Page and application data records
- Opening Delimiter -
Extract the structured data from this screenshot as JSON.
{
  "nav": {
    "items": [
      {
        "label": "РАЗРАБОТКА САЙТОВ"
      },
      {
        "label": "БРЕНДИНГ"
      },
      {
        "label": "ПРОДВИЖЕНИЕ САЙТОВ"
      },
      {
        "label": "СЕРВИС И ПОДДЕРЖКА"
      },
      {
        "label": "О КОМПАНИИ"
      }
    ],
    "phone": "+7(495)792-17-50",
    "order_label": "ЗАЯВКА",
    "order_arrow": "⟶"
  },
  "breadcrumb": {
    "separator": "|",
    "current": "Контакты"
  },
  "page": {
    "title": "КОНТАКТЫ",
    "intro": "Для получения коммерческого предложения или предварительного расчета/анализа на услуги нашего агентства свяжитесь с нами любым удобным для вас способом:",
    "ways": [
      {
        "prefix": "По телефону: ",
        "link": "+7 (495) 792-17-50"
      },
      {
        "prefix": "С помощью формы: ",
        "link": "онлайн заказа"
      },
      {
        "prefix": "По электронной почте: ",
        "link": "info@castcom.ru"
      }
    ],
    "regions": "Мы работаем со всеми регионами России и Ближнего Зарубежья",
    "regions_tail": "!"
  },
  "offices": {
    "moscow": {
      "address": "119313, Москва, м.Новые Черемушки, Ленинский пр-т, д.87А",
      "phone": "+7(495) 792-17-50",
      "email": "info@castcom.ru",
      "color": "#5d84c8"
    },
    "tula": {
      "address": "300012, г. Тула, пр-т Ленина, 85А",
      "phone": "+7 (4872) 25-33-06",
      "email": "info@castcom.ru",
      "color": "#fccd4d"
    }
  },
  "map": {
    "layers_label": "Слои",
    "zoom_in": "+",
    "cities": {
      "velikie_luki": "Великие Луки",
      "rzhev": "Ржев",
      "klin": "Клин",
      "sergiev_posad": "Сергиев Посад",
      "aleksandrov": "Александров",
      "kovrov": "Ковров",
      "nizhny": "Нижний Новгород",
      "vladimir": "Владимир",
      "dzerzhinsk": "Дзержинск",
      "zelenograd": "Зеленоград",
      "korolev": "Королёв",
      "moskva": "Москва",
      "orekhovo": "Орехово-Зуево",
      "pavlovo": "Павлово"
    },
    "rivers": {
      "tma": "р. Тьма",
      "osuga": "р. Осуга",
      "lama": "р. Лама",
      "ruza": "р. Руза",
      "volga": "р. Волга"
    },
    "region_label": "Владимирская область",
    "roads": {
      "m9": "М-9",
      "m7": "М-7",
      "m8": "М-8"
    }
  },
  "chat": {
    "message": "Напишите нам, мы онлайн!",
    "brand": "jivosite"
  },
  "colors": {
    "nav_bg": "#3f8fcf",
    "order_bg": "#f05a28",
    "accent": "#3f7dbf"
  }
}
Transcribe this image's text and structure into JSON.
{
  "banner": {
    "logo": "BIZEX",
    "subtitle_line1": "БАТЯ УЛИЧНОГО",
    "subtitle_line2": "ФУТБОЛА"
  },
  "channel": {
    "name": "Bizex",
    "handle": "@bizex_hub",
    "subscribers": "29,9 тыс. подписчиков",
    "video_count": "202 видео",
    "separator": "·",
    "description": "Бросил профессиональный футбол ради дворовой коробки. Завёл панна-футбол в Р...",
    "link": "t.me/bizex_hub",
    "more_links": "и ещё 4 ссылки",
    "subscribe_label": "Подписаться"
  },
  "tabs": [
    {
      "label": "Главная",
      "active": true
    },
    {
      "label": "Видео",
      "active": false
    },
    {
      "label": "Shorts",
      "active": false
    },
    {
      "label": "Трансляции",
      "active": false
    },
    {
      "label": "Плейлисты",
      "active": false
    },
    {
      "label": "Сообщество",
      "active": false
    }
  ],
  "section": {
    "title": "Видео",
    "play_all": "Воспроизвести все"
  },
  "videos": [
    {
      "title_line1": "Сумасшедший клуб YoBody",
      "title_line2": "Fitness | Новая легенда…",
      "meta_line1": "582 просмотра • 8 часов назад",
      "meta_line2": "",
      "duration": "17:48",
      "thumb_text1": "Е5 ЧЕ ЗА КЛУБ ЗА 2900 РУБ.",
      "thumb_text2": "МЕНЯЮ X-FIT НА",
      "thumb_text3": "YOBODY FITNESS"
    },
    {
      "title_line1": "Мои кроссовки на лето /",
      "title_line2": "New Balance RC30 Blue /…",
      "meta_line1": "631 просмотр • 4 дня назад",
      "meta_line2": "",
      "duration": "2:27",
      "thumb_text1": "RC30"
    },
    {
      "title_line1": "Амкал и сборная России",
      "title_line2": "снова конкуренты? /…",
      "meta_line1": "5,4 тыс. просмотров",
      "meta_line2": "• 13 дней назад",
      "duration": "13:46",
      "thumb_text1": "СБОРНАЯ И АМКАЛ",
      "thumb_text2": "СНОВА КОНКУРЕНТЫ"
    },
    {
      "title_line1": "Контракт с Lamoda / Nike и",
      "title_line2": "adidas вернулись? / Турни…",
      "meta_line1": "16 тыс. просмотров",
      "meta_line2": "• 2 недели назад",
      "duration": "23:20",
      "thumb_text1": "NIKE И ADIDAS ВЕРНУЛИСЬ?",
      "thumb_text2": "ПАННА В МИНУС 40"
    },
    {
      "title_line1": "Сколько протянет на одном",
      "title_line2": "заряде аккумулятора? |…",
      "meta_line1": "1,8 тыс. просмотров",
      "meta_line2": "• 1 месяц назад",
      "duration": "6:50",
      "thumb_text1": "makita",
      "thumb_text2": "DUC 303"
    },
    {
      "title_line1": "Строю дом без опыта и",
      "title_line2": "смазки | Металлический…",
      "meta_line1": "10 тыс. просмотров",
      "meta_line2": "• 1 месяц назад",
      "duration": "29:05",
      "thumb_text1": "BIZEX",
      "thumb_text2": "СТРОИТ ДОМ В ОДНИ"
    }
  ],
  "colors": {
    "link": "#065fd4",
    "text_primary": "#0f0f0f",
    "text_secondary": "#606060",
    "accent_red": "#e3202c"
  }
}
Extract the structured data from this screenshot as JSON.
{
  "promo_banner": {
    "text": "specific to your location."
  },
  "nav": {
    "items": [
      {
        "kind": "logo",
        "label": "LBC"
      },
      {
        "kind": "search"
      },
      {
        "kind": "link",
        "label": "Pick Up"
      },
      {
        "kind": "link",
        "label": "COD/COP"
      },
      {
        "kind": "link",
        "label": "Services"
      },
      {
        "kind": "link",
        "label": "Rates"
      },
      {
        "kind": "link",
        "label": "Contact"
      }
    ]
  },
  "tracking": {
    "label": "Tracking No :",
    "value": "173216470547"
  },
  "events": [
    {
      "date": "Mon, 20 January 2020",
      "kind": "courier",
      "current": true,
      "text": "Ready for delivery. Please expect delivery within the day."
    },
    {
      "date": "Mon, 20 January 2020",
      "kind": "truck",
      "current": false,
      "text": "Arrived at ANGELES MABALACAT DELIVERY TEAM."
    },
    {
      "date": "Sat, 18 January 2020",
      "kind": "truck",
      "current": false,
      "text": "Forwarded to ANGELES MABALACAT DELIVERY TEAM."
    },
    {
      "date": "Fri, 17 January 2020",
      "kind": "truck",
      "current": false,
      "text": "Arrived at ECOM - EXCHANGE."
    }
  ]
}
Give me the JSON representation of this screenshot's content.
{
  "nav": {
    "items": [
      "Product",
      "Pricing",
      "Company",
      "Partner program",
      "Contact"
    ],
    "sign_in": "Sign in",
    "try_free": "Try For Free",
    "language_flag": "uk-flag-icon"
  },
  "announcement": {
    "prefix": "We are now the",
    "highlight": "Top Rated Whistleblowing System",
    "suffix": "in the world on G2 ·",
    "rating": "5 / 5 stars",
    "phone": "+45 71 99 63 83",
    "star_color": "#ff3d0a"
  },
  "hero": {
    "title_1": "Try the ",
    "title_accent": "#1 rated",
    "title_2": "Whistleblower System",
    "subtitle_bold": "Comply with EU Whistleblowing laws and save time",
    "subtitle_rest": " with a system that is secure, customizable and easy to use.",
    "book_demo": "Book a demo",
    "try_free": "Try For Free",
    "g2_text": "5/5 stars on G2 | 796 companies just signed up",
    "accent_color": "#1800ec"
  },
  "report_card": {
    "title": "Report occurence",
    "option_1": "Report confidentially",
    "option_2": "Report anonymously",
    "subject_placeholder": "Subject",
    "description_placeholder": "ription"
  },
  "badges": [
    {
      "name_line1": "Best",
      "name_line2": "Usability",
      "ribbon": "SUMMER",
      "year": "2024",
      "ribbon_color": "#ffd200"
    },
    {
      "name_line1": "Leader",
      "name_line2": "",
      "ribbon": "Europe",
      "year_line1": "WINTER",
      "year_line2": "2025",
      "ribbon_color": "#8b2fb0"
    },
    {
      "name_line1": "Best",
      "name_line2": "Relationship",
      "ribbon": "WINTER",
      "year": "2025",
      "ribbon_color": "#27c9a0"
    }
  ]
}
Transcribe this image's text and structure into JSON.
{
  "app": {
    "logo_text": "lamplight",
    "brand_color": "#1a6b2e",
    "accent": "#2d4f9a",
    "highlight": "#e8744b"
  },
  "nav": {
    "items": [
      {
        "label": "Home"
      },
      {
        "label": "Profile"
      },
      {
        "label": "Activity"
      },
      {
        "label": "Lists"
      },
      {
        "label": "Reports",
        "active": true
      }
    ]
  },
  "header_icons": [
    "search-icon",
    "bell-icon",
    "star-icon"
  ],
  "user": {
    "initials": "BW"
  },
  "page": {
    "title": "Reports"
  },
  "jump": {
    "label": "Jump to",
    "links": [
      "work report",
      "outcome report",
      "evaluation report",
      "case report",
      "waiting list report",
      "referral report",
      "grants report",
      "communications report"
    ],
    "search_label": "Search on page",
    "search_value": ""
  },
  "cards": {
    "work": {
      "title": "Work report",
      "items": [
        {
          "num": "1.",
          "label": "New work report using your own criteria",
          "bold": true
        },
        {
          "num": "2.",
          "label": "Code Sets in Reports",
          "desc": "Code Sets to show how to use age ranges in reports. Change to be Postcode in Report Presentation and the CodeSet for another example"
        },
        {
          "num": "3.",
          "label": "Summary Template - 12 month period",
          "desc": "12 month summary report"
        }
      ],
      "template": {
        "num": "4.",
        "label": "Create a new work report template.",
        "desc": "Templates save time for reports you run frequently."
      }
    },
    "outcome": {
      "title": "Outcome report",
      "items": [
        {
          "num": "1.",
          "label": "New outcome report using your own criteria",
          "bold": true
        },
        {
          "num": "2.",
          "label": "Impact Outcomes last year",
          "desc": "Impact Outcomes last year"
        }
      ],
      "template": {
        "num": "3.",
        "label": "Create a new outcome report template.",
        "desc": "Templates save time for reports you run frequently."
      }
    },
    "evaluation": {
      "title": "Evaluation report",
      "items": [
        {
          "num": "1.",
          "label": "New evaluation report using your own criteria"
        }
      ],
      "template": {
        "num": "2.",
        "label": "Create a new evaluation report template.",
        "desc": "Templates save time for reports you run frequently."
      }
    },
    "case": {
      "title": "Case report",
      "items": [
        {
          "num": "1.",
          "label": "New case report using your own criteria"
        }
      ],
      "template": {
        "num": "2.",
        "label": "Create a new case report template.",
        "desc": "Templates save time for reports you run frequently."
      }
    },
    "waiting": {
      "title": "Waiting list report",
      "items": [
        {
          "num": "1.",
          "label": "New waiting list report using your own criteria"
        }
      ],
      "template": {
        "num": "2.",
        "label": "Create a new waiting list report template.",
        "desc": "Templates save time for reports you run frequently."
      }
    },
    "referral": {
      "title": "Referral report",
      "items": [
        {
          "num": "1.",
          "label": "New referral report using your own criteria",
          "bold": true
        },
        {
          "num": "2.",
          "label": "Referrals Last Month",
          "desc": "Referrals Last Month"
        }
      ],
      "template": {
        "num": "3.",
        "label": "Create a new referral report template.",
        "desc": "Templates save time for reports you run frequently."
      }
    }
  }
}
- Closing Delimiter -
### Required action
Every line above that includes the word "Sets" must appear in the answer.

### Answer box
          "label": "Code Sets in Reports",
          "desc": "Code Sets to show how to use age ranges in reports. Change to be Postcode in Report Presentation and the CodeSet for another example"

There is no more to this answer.